**What to work on**:
Please copy each line in the records below that contains the string "your".

Records excerpted from a collection
________________

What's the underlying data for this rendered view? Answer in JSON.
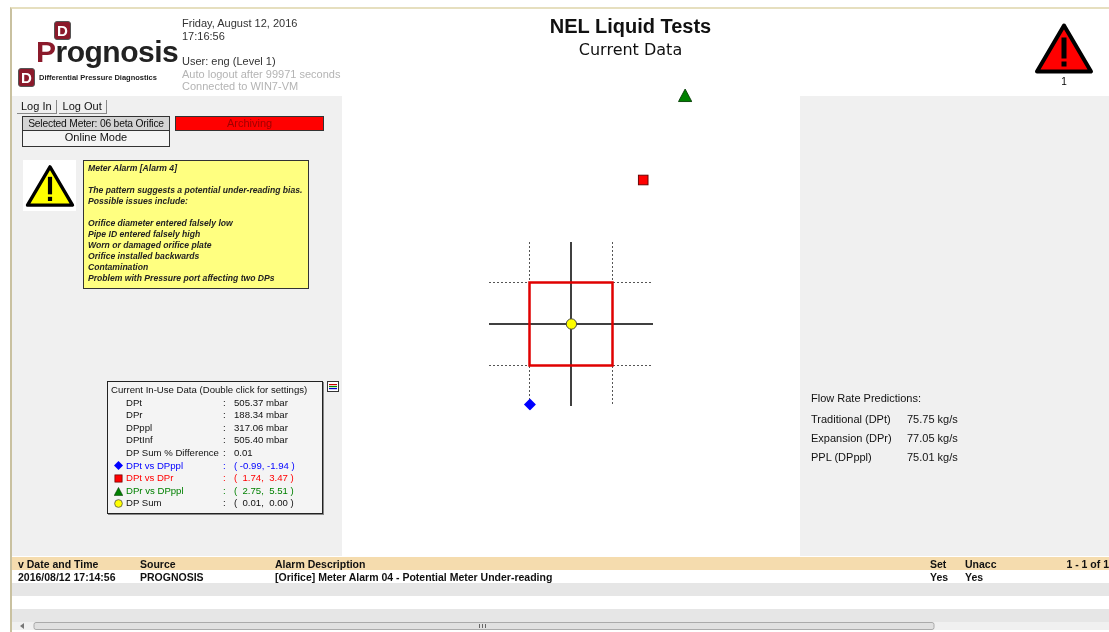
{
  "header": {
    "logo": {
      "letters": [
        "D",
        "D"
      ],
      "wordmark": "Prognosis",
      "tagline": "Differential Pressure Diagnostics"
    },
    "date": "Friday, August 12, 2016",
    "time": "17:16:56",
    "user": "User: eng (Level 1)",
    "logout": "Auto logout after 99971 seconds",
    "connection": "Connected to WIN7-VM",
    "title": "NEL Liquid Tests",
    "subtitle": "Current Data",
    "alarm_count": "1"
  },
  "controls": {
    "buttons": [
      "Log In",
      "Log Out"
    ],
    "meter": "Selected Meter: 06 beta Orifice",
    "archiving": {
      "label": "Archiving",
      "on": true
    },
    "mode": "Online Mode"
  },
  "alarm_note": {
    "title": "Meter Alarm [Alarm 4]",
    "message": [
      "The pattern suggests a potential under-reading bias.",
      "Possible issues include:"
    ],
    "issues": [
      "Orifice diameter entered falsely low",
      "Pipe ID entered falsely high",
      "Worn or damaged orifice plate",
      "Orifice installed backwards",
      "Contamination",
      "Problem with Pressure port affecting two DPs"
    ]
  },
  "in_use_data": {
    "title": "Current In-Use Data (Double click for settings)",
    "rows": [
      {
        "kind": "plain",
        "label": "DPt",
        "sep": ":",
        "value": "505.37 mbar"
      },
      {
        "kind": "plain",
        "label": "DPr",
        "sep": ":",
        "value": "188.34 mbar"
      },
      {
        "kind": "plain",
        "label": "DPppl",
        "sep": ":",
        "value": "317.06 mbar"
      },
      {
        "kind": "plain",
        "label": "DPtInf",
        "sep": ":",
        "value": "505.40 mbar"
      },
      {
        "kind": "plain",
        "label": "DP Sum % Difference",
        "sep": ":",
        "value": "0.01"
      },
      {
        "kind": "diamond",
        "label": "DPt vs DPppl",
        "sep": ":",
        "value": "( -0.99, -1.94 )",
        "color": "#0000ff"
      },
      {
        "kind": "square",
        "label": "DPt vs DPr",
        "sep": ":",
        "value": "(  1.74,  3.47 )",
        "color": "#ff0000"
      },
      {
        "kind": "triangle",
        "label": "DPr vs DPppl",
        "sep": ":",
        "value": "(  2.75,  5.51 )",
        "color": "#008000"
      },
      {
        "kind": "circle",
        "label": "DP Sum",
        "sep": ":",
        "value": "(  0.01,  0.00 )",
        "color": "#ffff00"
      }
    ]
  },
  "flow_rates": {
    "title": "Flow Rate Predictions:",
    "rows": [
      {
        "label": "Traditional (DPt)",
        "value": "75.75 kg/s"
      },
      {
        "label": "Expansion (DPr)",
        "value": "77.05 kg/s"
      },
      {
        "label": "PPL (DPppl)",
        "value": "75.01 kg/s"
      }
    ]
  },
  "alarm_table": {
    "columns": [
      "v Date and Time",
      "Source",
      "Alarm Description",
      "Set",
      "Unacc"
    ],
    "paging": "1 - 1 of 1",
    "rows": [
      [
        "2016/08/12 17:14:56",
        "PROGNOSIS",
        "[Orifice] Meter Alarm 04 - Potential Meter Under-reading",
        "Yes",
        "Yes"
      ]
    ]
  }
}
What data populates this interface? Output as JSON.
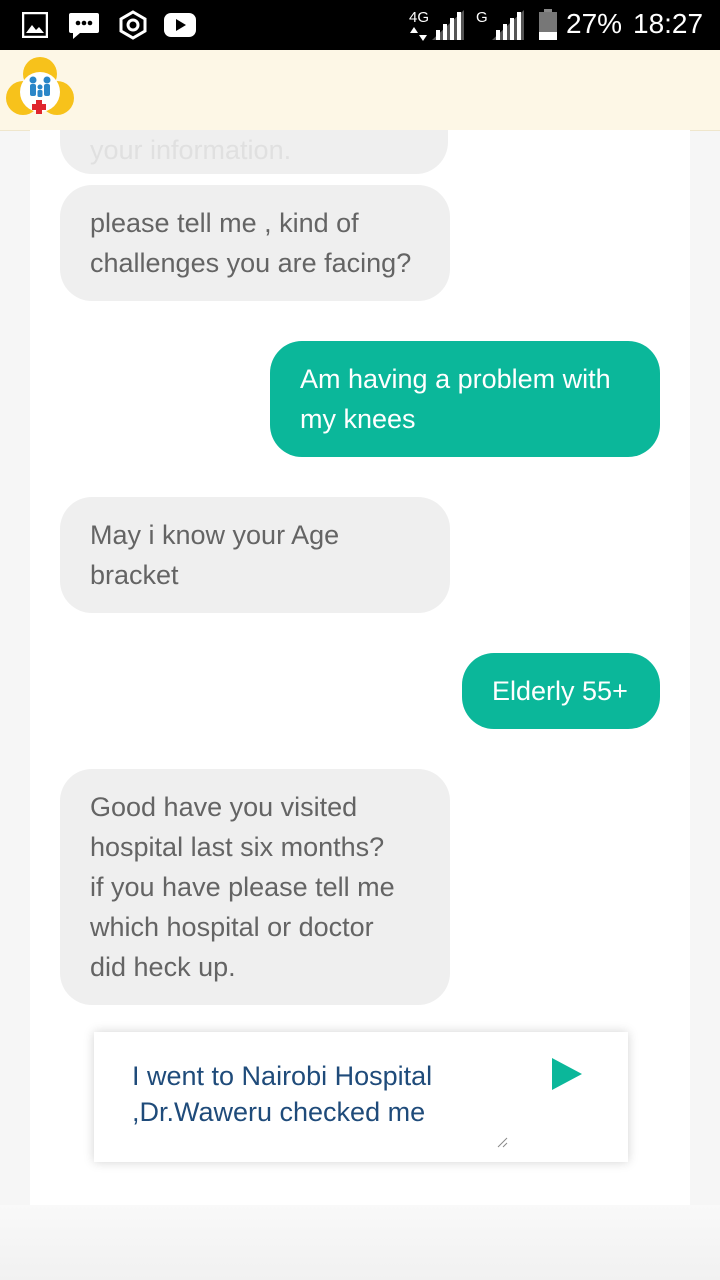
{
  "status_bar": {
    "network_4g": "4G",
    "network_g": "G",
    "battery": "27%",
    "time": "18:27",
    "icons": [
      "gallery-icon",
      "message-icon",
      "settings-icon",
      "youtube-icon"
    ]
  },
  "app": {
    "logo": "family-health-logo",
    "accent_color": "#0bb79a",
    "header_color": "#fdf7e6"
  },
  "chat": {
    "messages": [
      {
        "sender": "bot",
        "text": "your information."
      },
      {
        "sender": "bot",
        "text": "please tell me , kind of\nchallenges you are facing?"
      },
      {
        "sender": "user",
        "text": "Am having a problem with\nmy knees"
      },
      {
        "sender": "bot",
        "text": "May i know your Age\nbracket"
      },
      {
        "sender": "user",
        "text": "Elderly 55+"
      },
      {
        "sender": "bot",
        "text": "Good have you visited\nhospital last six months?\nif you have please tell me\nwhich hospital or doctor\ndid heck up."
      }
    ]
  },
  "composer": {
    "value": "I went to Nairobi Hospital\n,Dr.Waweru checked me",
    "send_icon": "send-icon"
  }
}
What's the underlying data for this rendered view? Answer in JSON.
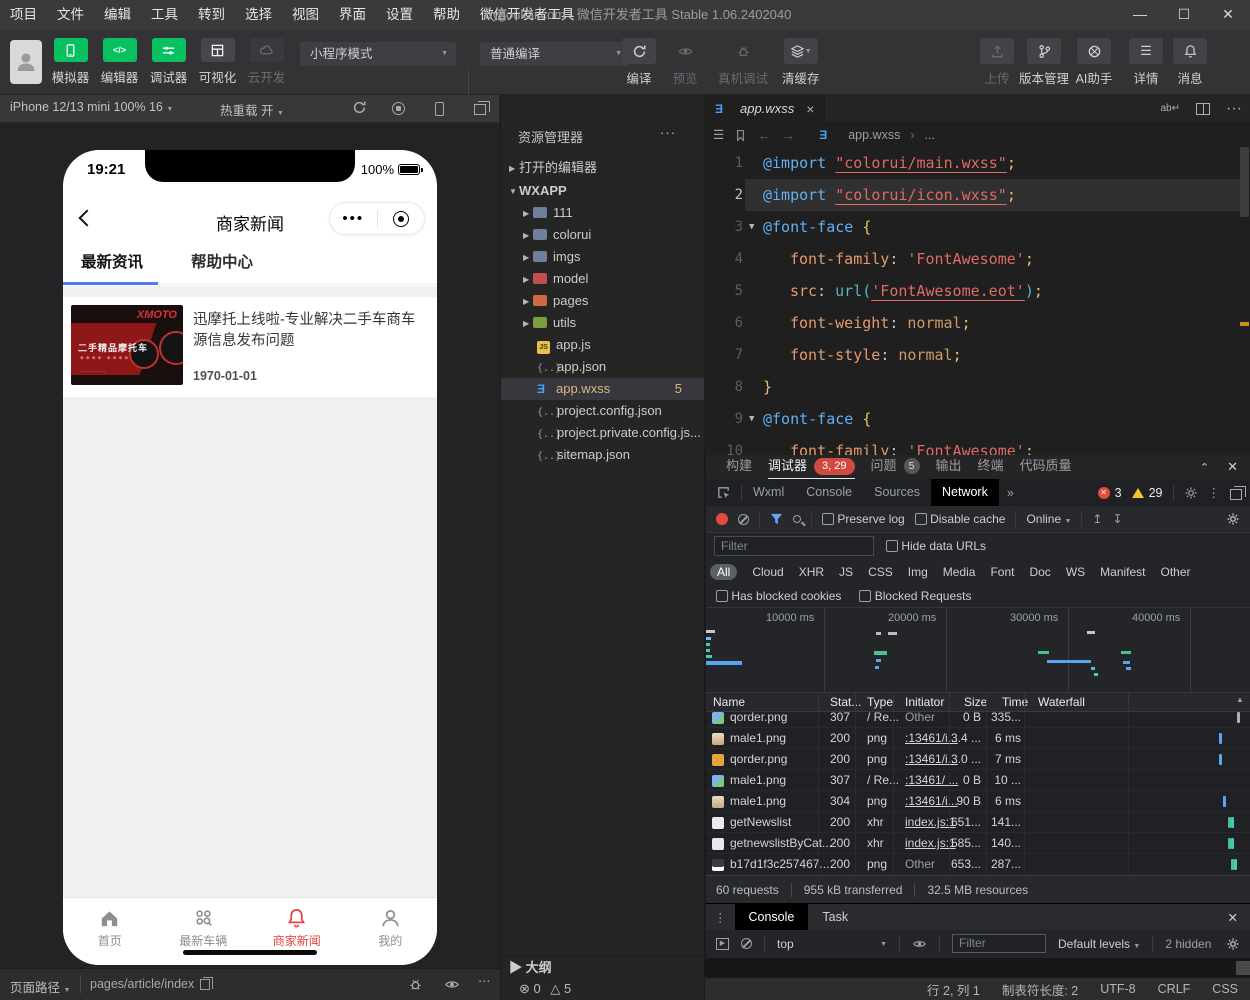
{
  "titlebar": {
    "menus": [
      "项目",
      "文件",
      "编辑",
      "工具",
      "转到",
      "选择",
      "视图",
      "界面",
      "设置",
      "帮助",
      "微信开发者工具"
    ],
    "title": "bygoukai.com - 微信开发者工具 Stable 1.06.2402040",
    "controls": {
      "minimize": "—",
      "maximize": "☐",
      "close": "✕"
    }
  },
  "toolbar": {
    "big_buttons": [
      {
        "label": "模拟器",
        "icon": "phone-icon",
        "style": "green"
      },
      {
        "label": "编辑器",
        "icon": "code-icon",
        "style": "green"
      },
      {
        "label": "调试器",
        "icon": "tune-icon",
        "style": "green"
      },
      {
        "label": "可视化",
        "icon": "layout-icon",
        "style": "gray"
      },
      {
        "label": "云开发",
        "icon": "cloud-icon",
        "style": "disabled"
      }
    ],
    "mode_select": "小程序模式",
    "compile_select": "普通编译",
    "actions": [
      {
        "label": "编译",
        "icon": "reload-icon",
        "disabled": false,
        "selected": true
      },
      {
        "label": "预览",
        "icon": "eye-icon",
        "disabled": true,
        "selected": false
      },
      {
        "label": "真机调试",
        "icon": "bug-icon",
        "disabled": true,
        "selected": false
      },
      {
        "label": "清缓存",
        "icon": "layers-icon",
        "disabled": false,
        "selected": true,
        "caret": true
      }
    ],
    "right_actions": [
      {
        "label": "上传",
        "icon": "upload-icon",
        "disabled": true
      },
      {
        "label": "版本管理",
        "icon": "branch-icon",
        "disabled": false
      },
      {
        "label": "AI助手",
        "icon": "ai-icon",
        "disabled": false
      },
      {
        "label": "详情",
        "icon": "details-icon",
        "disabled": false
      },
      {
        "label": "消息",
        "icon": "bell-icon",
        "disabled": false
      }
    ]
  },
  "simulator": {
    "device_select": "iPhone 12/13 mini 100% 16",
    "hot_reload": "热重载 开",
    "phone": {
      "time": "19:21",
      "battery": "100%",
      "nav_title": "商家新闻",
      "tabs": [
        {
          "label": "最新资讯",
          "active": true
        },
        {
          "label": "帮助中心",
          "active": false
        }
      ],
      "article": {
        "title": "迅摩托上线啦-专业解决二手车商车源信息发布问题",
        "date": "1970-01-01",
        "thumb_brand": "XMOTO",
        "thumb_caption": "二手精品摩托车"
      },
      "tabbar": [
        {
          "label": "首页",
          "icon": "home-icon",
          "active": false
        },
        {
          "label": "最新车辆",
          "icon": "vehicles-icon",
          "active": false
        },
        {
          "label": "商家新闻",
          "icon": "bell-icon",
          "active": true
        },
        {
          "label": "我的",
          "icon": "user-icon",
          "active": false
        }
      ]
    },
    "footer": {
      "path_label": "页面路径",
      "path": "pages/article/index"
    }
  },
  "explorer": {
    "title": "资源管理器",
    "open_editors": "打开的编辑器",
    "root": "WXAPP",
    "items": [
      {
        "label": "111",
        "icon": "folder",
        "color": "#6d7f99"
      },
      {
        "label": "colorui",
        "icon": "folder",
        "color": "#6d7f99"
      },
      {
        "label": "imgs",
        "icon": "folder",
        "color": "#6d7f99"
      },
      {
        "label": "model",
        "icon": "folder",
        "color": "#c0504d"
      },
      {
        "label": "pages",
        "icon": "folder",
        "color": "#cf6844"
      },
      {
        "label": "utils",
        "icon": "folder",
        "color": "#7a9e3b"
      },
      {
        "label": "app.js",
        "icon": "js"
      },
      {
        "label": "app.json",
        "icon": "json"
      },
      {
        "label": "app.wxss",
        "icon": "wxss",
        "selected": true,
        "badge": "5"
      },
      {
        "label": "project.config.json",
        "icon": "json"
      },
      {
        "label": "project.private.config.js...",
        "icon": "json"
      },
      {
        "label": "sitemap.json",
        "icon": "json"
      }
    ],
    "outline": "大纲",
    "errors": "0",
    "warnings": "5"
  },
  "editor": {
    "tab": "app.wxss",
    "breadcrumb_file": "app.wxss",
    "breadcrumb_more": "...",
    "lines": [
      {
        "num": "1",
        "fold": false,
        "current": false,
        "indent": 0,
        "tokens": [
          [
            "kw",
            "@import"
          ],
          [
            "cl",
            " "
          ],
          [
            "stru",
            "\"colorui/main.wxss\""
          ],
          [
            "pn",
            ";"
          ]
        ]
      },
      {
        "num": "2",
        "fold": false,
        "current": true,
        "indent": 0,
        "tokens": [
          [
            "kw",
            "@import"
          ],
          [
            "cl",
            " "
          ],
          [
            "stru",
            "\"colorui/icon.wxss\""
          ],
          [
            "pn",
            ";"
          ]
        ]
      },
      {
        "num": "3",
        "fold": true,
        "current": false,
        "indent": 0,
        "tokens": [
          [
            "kw",
            "@font-face"
          ],
          [
            "cl",
            " "
          ],
          [
            "br",
            "{"
          ]
        ]
      },
      {
        "num": "4",
        "fold": false,
        "current": false,
        "indent": 1,
        "tokens": [
          [
            "pr",
            "font-family"
          ],
          [
            "cl",
            ": "
          ],
          [
            "str",
            "'FontAwesome'"
          ],
          [
            "pn",
            ";"
          ]
        ]
      },
      {
        "num": "5",
        "fold": false,
        "current": false,
        "indent": 1,
        "tokens": [
          [
            "pr",
            "src"
          ],
          [
            "cl",
            ": "
          ],
          [
            "fn",
            "url("
          ],
          [
            "stru",
            "'FontAwesome.eot'"
          ],
          [
            "fn",
            ")"
          ],
          [
            "pn",
            ";"
          ]
        ]
      },
      {
        "num": "6",
        "fold": false,
        "current": false,
        "indent": 1,
        "tokens": [
          [
            "pr",
            "font-weight"
          ],
          [
            "cl",
            ": "
          ],
          [
            "vl",
            "normal"
          ],
          [
            "pn",
            ";"
          ]
        ]
      },
      {
        "num": "7",
        "fold": false,
        "current": false,
        "indent": 1,
        "tokens": [
          [
            "pr",
            "font-style"
          ],
          [
            "cl",
            ": "
          ],
          [
            "vl",
            "normal"
          ],
          [
            "pn",
            ";"
          ]
        ]
      },
      {
        "num": "8",
        "fold": false,
        "current": false,
        "indent": 0,
        "tokens": [
          [
            "br",
            "}"
          ]
        ]
      },
      {
        "num": "9",
        "fold": true,
        "current": false,
        "indent": 0,
        "tokens": [
          [
            "kw",
            "@font-face"
          ],
          [
            "cl",
            " "
          ],
          [
            "br",
            "{"
          ]
        ]
      },
      {
        "num": "10",
        "fold": false,
        "current": false,
        "indent": 1,
        "tokens": [
          [
            "pr",
            "font-family"
          ],
          [
            "cl",
            ": "
          ],
          [
            "str",
            "'FontAwesome'"
          ],
          [
            "pn",
            ";"
          ]
        ]
      }
    ]
  },
  "debugger": {
    "panel_tabs": [
      {
        "label": "构建"
      },
      {
        "label": "调试器",
        "active": true,
        "badge": "3, 29",
        "badge_style": "red"
      },
      {
        "label": "问题",
        "badge": "5",
        "badge_style": "gray"
      },
      {
        "label": "输出"
      },
      {
        "label": "终端"
      },
      {
        "label": "代码质量"
      }
    ],
    "collapse_label": "⌃",
    "close_label": "✕",
    "devtools_tabs": [
      {
        "label": "Wxml"
      },
      {
        "label": "Console"
      },
      {
        "label": "Sources"
      },
      {
        "label": "Network",
        "active": true
      }
    ],
    "more_tabs": "»",
    "error_count": "3",
    "warning_count": "29",
    "network": {
      "preserve_log": "Preserve log",
      "disable_cache": "Disable cache",
      "throttle": "Online",
      "filter_placeholder": "Filter",
      "hide_data_urls": "Hide data URLs",
      "type_filters": [
        "All",
        "Cloud",
        "XHR",
        "JS",
        "CSS",
        "Img",
        "Media",
        "Font",
        "Doc",
        "WS",
        "Manifest",
        "Other"
      ],
      "blocked_filters": [
        "Has blocked cookies",
        "Blocked Requests"
      ],
      "timeline_labels": [
        "10000 ms",
        "20000 ms",
        "30000 ms",
        "40000 ms"
      ],
      "columns": [
        "Name",
        "Stat...",
        "Type",
        "Initiator",
        "Size",
        "Time",
        "Waterfall"
      ],
      "rows": [
        {
          "name": "qorder.png",
          "icon": "image-file",
          "status": "307",
          "type": "/ Re...",
          "initiator": "Other",
          "link": false,
          "size": "0 B",
          "time": "335...",
          "tick": "gray"
        },
        {
          "name": "male1.png",
          "icon": "thumb-tan",
          "status": "200",
          "type": "png",
          "initiator": ":13461/i...",
          "link": true,
          "size": "3.4 ...",
          "time": "6 ms",
          "tick": "blue"
        },
        {
          "name": "qorder.png",
          "icon": "thumb-orange",
          "status": "200",
          "type": "png",
          "initiator": ":13461/i...",
          "link": true,
          "size": "3.0 ...",
          "time": "7 ms",
          "tick": "blue"
        },
        {
          "name": "male1.png",
          "icon": "image-file",
          "status": "307",
          "type": "/ Re...",
          "initiator": ":13461/ ...",
          "link": true,
          "size": "0 B",
          "time": "10 ...",
          "tick": "none"
        },
        {
          "name": "male1.png",
          "icon": "thumb-tan",
          "status": "304",
          "type": "png",
          "initiator": ":13461/i...",
          "link": true,
          "size": "90 B",
          "time": "6 ms",
          "tick": "blue"
        },
        {
          "name": "getNewslist",
          "icon": "doc-file",
          "status": "200",
          "type": "xhr",
          "initiator": "index.js:1",
          "link": true,
          "size": "651...",
          "time": "141...",
          "tick": "teal"
        },
        {
          "name": "getnewslistByCat...",
          "icon": "doc-file",
          "status": "200",
          "type": "xhr",
          "initiator": "index.js:1",
          "link": true,
          "size": "585...",
          "time": "140...",
          "tick": "teal"
        },
        {
          "name": "b17d1f3c257467...",
          "icon": "dark-file",
          "status": "200",
          "type": "png",
          "initiator": "Other",
          "link": false,
          "size": "653...",
          "time": "287...",
          "tick": "teal"
        }
      ],
      "summary": [
        "60 requests",
        "955 kB transferred",
        "32.5 MB resources"
      ]
    },
    "console_drawer": {
      "tabs": [
        {
          "label": "Console",
          "active": true
        },
        {
          "label": "Task",
          "active": false
        }
      ],
      "context": "top",
      "filter_placeholder": "Filter",
      "levels": "Default levels",
      "hidden_count": "2 hidden"
    }
  },
  "statusbar": {
    "items": [
      "行 2, 列 1",
      "制表符长度: 2",
      "UTF-8",
      "CRLF",
      "CSS"
    ]
  },
  "colors": {
    "wechat_green": "#07c160",
    "accent_blue": "#4a7bf7",
    "active_red": "#e64340",
    "badge_red": "#cf4a43",
    "modified_gold": "#d7ba7d"
  }
}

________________

**Solution below**:
        "text": "your information."
        "text": "May i know your Age\nbracket"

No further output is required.